- [What needs to be done] Provide the number of lines below containing the word "data", without any other words.

===== Supplied material

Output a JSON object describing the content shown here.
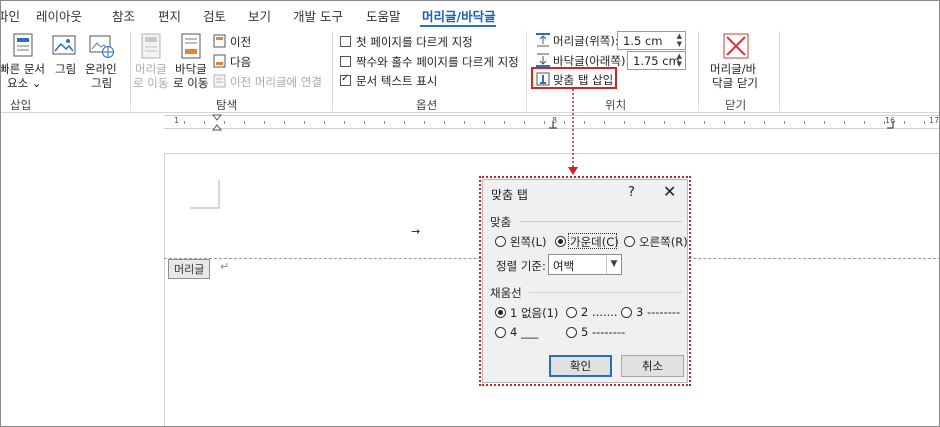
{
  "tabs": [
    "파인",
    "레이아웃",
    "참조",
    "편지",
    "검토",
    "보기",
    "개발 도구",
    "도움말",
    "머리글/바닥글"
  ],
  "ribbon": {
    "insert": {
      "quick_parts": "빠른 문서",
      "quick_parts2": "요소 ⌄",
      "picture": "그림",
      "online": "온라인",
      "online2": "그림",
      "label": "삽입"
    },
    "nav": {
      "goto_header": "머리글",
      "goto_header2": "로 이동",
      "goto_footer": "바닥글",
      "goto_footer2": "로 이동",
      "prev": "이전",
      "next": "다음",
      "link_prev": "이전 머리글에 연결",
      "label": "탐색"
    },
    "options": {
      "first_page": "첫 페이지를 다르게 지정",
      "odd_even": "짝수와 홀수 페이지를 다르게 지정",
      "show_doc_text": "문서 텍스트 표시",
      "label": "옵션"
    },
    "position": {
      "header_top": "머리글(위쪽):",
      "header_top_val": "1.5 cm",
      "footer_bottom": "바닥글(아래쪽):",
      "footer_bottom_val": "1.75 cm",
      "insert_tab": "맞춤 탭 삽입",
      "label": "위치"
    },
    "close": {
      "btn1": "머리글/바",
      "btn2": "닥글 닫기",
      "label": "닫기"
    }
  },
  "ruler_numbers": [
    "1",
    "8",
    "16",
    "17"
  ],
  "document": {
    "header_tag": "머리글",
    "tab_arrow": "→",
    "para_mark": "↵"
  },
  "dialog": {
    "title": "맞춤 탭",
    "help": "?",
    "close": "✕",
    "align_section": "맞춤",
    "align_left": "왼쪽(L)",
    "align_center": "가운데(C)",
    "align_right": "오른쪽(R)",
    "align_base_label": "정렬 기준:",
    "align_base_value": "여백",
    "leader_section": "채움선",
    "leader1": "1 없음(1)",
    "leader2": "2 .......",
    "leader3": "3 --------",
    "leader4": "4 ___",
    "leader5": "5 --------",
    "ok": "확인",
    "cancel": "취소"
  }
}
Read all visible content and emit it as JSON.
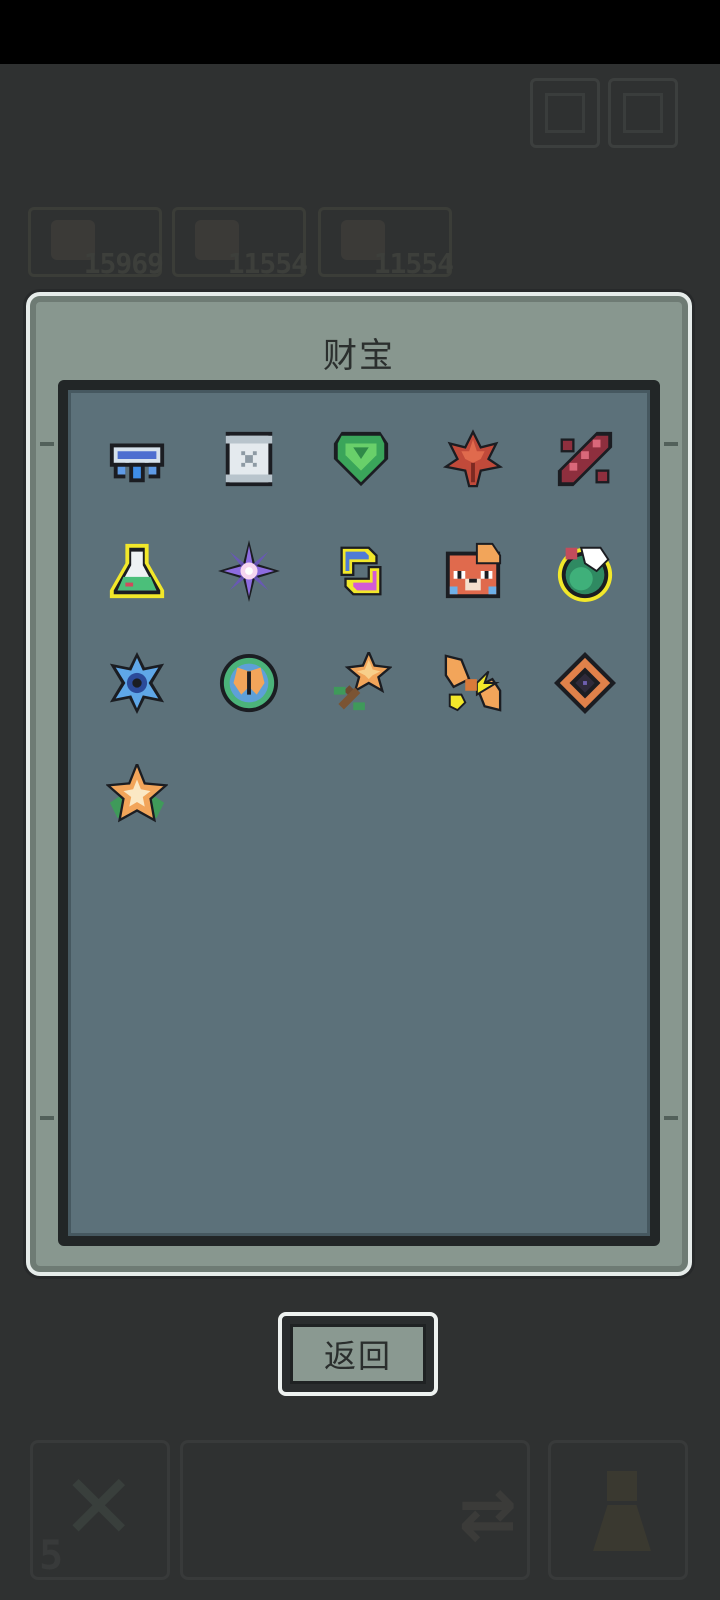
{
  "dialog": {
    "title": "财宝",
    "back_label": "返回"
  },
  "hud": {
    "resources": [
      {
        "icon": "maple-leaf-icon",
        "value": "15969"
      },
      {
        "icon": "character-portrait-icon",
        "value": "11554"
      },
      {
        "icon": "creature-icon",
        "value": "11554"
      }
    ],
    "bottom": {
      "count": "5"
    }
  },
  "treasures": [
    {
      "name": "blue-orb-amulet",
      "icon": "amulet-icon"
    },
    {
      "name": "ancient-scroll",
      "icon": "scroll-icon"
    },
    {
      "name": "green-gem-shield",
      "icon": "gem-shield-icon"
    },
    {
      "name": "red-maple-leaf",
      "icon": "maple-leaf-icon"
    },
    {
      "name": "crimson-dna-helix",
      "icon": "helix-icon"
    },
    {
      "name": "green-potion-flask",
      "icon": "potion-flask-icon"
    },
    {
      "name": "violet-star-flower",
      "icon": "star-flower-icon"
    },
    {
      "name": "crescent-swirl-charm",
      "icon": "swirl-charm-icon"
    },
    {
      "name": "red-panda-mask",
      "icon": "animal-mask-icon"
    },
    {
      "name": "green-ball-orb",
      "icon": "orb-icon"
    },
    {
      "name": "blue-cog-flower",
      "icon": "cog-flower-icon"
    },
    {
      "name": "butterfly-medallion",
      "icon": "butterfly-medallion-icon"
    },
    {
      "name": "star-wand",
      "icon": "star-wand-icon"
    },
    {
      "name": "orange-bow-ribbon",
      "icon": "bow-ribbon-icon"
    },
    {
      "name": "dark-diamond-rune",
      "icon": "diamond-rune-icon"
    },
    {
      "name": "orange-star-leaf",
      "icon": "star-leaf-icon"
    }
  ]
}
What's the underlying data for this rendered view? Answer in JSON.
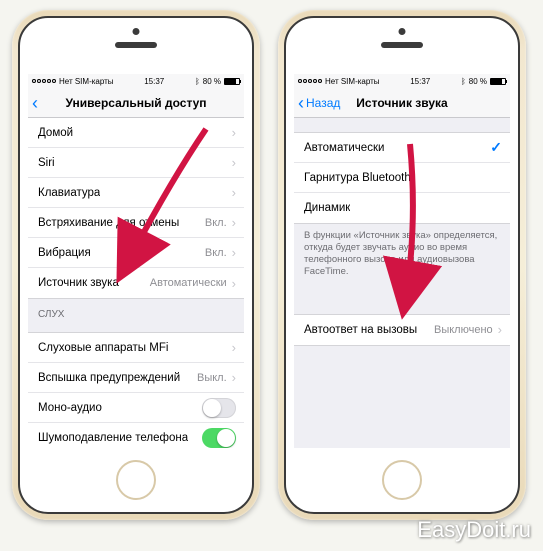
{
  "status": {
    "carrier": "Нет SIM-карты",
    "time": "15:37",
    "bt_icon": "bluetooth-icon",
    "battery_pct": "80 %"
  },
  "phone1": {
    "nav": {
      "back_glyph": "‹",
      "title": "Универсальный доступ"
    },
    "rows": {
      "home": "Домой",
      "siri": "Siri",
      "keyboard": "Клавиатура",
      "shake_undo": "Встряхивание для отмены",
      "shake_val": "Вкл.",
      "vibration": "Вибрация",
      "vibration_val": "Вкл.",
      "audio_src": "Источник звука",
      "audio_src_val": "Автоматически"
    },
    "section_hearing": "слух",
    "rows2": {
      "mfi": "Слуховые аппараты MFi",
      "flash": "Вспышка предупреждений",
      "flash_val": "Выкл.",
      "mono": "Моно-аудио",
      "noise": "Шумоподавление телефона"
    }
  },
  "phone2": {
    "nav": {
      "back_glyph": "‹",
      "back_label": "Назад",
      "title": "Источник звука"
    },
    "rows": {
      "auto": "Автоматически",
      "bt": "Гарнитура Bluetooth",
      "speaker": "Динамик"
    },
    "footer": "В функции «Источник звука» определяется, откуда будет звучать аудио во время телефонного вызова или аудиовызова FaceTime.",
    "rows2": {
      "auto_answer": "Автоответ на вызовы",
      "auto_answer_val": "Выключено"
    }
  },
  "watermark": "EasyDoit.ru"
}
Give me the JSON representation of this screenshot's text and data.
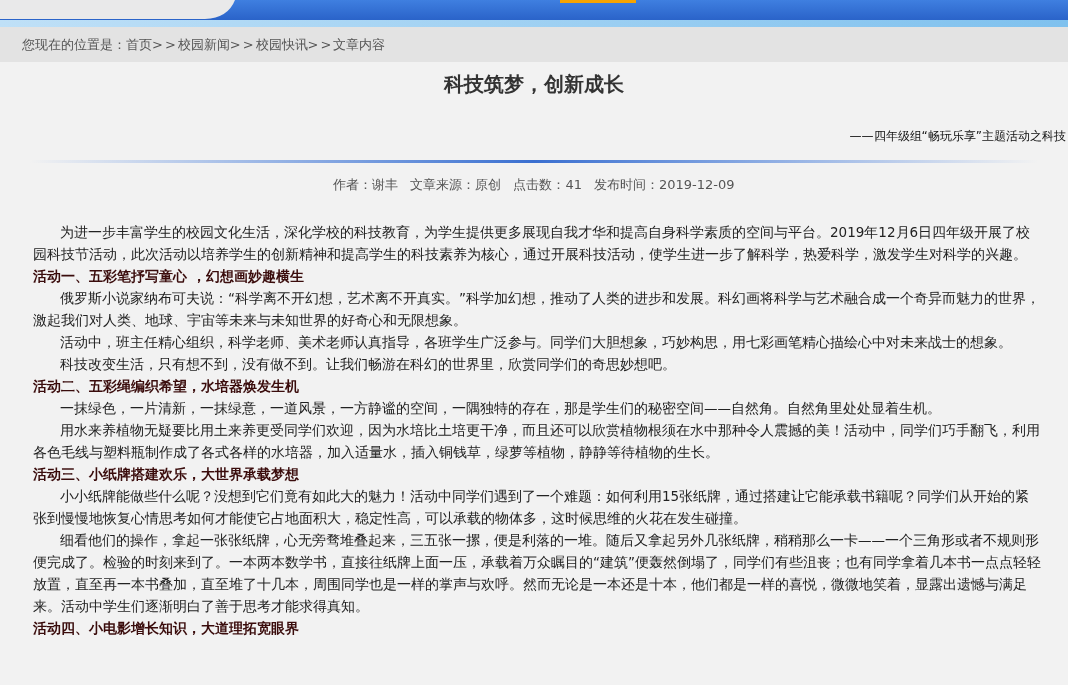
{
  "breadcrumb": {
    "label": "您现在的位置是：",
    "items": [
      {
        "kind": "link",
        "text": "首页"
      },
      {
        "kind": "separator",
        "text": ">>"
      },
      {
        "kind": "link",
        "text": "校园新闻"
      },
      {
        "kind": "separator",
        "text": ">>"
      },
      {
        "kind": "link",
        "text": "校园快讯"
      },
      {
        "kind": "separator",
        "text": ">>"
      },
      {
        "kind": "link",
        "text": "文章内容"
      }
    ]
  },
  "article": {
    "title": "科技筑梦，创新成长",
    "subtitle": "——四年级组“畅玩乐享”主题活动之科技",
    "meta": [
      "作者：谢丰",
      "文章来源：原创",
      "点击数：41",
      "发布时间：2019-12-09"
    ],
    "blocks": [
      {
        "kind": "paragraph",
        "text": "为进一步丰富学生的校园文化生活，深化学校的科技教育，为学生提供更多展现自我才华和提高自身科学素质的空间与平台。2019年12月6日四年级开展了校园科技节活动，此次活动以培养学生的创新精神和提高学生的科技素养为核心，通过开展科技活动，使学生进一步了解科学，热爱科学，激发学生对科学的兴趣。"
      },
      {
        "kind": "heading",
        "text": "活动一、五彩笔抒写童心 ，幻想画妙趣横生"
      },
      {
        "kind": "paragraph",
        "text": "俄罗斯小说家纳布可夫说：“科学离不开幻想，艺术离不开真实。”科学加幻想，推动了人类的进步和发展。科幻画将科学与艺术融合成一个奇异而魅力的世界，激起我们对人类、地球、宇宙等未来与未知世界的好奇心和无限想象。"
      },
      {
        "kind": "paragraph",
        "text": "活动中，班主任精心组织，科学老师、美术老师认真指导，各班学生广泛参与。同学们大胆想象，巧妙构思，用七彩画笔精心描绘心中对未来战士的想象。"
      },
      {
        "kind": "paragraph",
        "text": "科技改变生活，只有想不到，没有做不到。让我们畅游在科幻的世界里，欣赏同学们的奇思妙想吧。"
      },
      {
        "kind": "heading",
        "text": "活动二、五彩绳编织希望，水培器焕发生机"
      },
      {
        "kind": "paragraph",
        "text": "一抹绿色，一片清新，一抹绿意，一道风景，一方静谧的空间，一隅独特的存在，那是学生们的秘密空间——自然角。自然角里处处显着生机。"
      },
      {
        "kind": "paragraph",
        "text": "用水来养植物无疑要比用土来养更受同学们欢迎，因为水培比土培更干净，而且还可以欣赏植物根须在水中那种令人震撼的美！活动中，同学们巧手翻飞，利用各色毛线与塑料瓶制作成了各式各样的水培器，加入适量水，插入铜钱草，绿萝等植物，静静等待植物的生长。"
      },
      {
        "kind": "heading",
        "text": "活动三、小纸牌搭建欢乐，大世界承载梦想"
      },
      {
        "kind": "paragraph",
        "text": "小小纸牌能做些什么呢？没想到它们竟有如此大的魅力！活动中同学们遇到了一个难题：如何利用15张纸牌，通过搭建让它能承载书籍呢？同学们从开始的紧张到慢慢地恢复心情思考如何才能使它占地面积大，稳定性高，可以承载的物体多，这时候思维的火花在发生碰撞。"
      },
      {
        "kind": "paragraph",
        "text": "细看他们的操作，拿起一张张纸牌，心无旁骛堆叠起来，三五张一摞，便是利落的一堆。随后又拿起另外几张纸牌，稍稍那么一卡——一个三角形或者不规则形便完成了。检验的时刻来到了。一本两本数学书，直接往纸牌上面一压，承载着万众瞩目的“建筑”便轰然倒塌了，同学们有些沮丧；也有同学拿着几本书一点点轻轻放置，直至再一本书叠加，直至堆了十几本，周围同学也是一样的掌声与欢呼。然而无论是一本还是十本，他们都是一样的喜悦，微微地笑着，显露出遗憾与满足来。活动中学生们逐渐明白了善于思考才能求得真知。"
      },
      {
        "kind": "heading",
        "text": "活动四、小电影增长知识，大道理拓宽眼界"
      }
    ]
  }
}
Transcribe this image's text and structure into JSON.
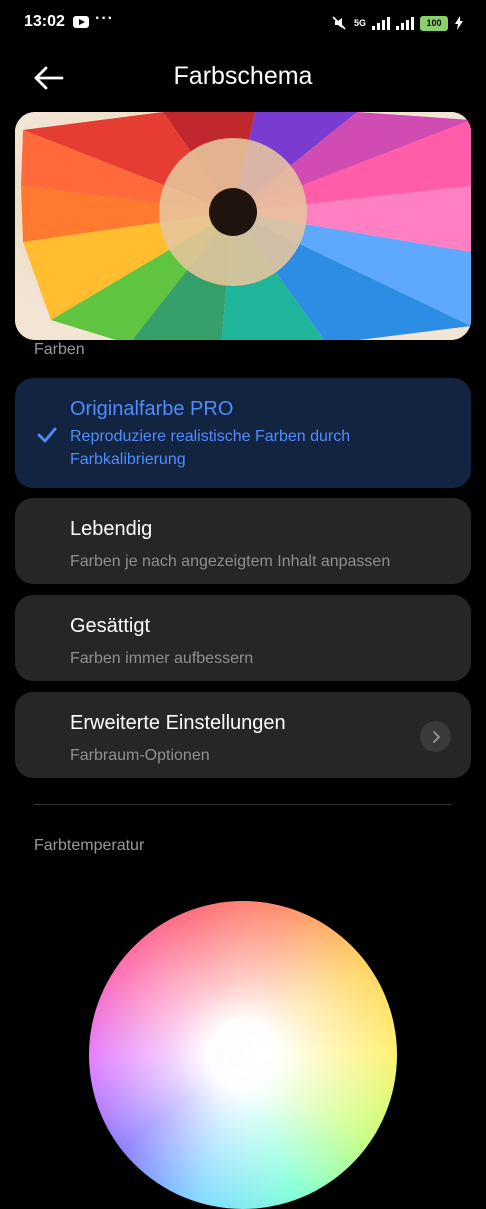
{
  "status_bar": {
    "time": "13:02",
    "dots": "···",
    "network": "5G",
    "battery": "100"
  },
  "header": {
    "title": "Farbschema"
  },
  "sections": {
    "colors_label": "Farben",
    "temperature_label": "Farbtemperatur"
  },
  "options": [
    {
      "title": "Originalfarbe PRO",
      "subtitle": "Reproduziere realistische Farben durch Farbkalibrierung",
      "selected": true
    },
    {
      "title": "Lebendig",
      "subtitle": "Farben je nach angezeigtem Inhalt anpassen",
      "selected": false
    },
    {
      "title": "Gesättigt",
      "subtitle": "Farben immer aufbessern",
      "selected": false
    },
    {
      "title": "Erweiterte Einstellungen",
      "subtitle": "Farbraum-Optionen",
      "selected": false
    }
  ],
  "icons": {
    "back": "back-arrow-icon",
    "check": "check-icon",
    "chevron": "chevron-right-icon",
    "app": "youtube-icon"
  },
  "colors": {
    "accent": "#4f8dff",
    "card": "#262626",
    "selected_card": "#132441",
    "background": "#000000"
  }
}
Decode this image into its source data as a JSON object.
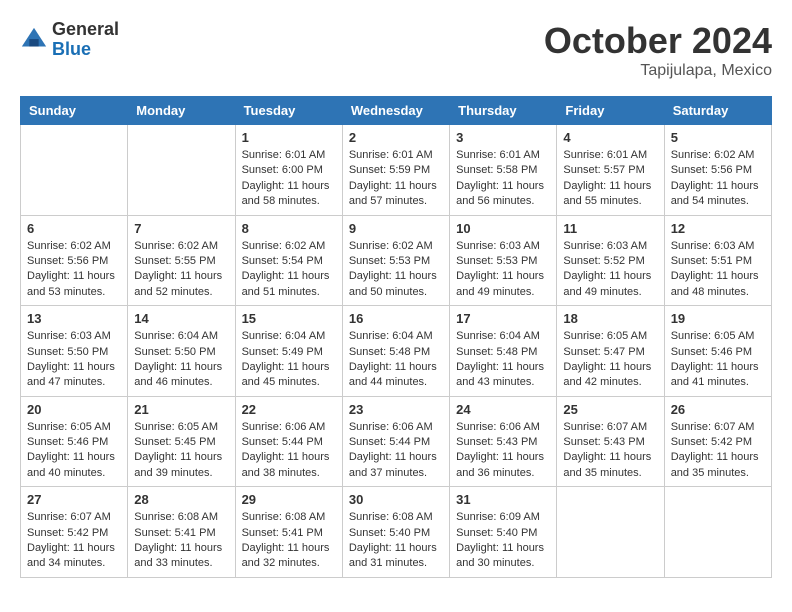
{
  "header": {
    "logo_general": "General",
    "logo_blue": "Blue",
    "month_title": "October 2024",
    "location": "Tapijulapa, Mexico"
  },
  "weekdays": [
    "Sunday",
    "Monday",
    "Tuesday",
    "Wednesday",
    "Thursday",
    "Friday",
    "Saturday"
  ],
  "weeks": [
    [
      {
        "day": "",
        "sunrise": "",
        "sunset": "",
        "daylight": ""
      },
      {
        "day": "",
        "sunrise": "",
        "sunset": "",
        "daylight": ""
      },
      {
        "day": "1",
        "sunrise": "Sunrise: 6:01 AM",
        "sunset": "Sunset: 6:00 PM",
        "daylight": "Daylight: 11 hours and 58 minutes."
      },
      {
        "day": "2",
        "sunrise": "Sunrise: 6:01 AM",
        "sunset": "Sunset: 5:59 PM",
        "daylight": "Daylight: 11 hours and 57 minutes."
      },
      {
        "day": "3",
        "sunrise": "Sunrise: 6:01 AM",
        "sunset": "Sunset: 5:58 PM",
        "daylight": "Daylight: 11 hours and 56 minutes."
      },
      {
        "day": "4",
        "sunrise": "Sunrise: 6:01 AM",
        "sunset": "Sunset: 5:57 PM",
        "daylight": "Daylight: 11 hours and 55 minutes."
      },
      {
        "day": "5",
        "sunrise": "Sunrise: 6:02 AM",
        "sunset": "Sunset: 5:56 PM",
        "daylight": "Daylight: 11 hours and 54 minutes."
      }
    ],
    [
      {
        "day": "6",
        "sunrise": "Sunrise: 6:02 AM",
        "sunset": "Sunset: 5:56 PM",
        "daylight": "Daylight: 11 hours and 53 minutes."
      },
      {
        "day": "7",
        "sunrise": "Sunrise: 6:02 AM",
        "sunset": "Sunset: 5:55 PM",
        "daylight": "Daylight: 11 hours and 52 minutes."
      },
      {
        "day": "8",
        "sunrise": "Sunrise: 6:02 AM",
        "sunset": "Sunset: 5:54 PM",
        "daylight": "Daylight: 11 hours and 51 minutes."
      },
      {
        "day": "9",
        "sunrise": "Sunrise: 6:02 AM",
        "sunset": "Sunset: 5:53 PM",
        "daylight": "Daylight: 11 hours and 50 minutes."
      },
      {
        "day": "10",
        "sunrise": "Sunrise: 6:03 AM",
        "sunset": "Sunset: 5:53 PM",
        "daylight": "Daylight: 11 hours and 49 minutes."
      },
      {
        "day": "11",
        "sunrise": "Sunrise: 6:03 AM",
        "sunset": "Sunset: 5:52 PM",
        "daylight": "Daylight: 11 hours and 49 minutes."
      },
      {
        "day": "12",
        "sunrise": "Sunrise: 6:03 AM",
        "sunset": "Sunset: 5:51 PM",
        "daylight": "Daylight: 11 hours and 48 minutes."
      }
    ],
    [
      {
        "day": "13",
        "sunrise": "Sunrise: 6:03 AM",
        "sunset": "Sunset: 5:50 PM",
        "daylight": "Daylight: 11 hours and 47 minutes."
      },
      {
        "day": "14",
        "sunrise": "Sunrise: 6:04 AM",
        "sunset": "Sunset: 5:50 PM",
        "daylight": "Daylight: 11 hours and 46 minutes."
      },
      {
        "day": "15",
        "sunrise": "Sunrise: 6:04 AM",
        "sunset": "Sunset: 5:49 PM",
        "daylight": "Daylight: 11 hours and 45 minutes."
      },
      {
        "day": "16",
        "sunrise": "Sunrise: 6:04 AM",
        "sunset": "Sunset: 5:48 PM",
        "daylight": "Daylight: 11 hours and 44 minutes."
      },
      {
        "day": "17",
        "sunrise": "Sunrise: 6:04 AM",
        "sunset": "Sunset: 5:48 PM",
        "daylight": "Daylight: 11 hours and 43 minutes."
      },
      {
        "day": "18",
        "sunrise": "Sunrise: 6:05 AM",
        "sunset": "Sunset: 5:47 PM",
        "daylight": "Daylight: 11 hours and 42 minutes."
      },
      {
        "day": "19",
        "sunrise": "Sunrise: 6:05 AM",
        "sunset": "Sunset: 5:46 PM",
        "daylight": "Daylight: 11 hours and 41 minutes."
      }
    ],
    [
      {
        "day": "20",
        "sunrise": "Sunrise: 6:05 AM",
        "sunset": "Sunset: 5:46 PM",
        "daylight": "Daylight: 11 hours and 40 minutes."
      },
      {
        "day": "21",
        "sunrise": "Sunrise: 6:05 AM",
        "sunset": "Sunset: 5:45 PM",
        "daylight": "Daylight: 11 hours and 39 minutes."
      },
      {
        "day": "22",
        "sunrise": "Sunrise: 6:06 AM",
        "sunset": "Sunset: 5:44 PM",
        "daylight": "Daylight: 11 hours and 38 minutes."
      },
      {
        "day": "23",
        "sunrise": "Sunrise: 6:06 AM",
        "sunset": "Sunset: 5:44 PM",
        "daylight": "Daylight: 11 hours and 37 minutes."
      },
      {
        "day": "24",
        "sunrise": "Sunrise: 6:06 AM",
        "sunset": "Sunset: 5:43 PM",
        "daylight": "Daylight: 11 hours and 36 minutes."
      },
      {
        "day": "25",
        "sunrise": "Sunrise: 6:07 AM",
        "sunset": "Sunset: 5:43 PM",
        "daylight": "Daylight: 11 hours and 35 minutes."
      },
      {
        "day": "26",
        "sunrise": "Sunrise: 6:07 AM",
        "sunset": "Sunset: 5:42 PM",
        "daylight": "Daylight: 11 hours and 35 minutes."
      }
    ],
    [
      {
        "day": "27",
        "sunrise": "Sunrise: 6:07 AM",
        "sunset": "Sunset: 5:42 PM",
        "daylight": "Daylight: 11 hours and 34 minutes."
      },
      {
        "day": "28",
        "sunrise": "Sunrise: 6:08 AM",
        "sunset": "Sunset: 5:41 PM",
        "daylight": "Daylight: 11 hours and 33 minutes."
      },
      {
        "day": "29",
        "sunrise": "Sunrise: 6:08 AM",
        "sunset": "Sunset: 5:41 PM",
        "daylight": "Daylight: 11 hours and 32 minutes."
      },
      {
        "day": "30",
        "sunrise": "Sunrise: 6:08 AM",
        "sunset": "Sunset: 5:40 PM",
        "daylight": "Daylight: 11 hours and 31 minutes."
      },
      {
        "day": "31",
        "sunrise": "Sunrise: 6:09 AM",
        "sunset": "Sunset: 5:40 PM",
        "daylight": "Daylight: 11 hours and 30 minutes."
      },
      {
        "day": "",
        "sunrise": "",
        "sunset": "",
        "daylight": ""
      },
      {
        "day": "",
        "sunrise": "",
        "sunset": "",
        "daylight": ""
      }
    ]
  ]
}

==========

- [Task output] 3